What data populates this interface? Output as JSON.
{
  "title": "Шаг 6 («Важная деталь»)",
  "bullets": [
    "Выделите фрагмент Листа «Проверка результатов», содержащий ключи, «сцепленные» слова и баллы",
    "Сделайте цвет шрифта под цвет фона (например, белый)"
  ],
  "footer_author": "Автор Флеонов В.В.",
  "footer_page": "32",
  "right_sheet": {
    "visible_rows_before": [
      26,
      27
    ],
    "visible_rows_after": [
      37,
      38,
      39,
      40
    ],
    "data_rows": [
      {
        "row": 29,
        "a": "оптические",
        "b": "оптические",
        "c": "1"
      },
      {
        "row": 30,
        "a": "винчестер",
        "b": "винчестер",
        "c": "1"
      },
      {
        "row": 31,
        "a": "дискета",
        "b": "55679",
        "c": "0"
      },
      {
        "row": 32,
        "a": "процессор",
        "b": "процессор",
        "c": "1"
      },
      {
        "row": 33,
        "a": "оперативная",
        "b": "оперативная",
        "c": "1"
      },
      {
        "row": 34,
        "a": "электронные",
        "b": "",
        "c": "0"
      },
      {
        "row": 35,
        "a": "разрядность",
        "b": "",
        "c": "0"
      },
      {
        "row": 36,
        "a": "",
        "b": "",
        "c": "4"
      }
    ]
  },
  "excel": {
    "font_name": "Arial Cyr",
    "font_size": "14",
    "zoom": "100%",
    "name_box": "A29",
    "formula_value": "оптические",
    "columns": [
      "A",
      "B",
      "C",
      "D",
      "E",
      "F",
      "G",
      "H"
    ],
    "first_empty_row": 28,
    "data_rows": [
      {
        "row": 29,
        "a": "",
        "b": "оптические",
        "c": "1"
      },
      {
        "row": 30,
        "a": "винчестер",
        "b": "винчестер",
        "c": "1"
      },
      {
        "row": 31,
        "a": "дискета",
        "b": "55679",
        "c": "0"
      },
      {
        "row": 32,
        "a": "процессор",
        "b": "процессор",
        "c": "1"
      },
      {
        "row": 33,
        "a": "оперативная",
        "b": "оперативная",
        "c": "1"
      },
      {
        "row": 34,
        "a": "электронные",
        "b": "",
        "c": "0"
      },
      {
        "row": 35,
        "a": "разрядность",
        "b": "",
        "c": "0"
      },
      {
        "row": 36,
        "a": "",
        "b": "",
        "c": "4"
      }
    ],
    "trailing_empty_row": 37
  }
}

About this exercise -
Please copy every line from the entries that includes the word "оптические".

Reply -
        "a": "оптические",
        "b": "оптические",
    "formula_value": "оптические",
        "b": "оптические",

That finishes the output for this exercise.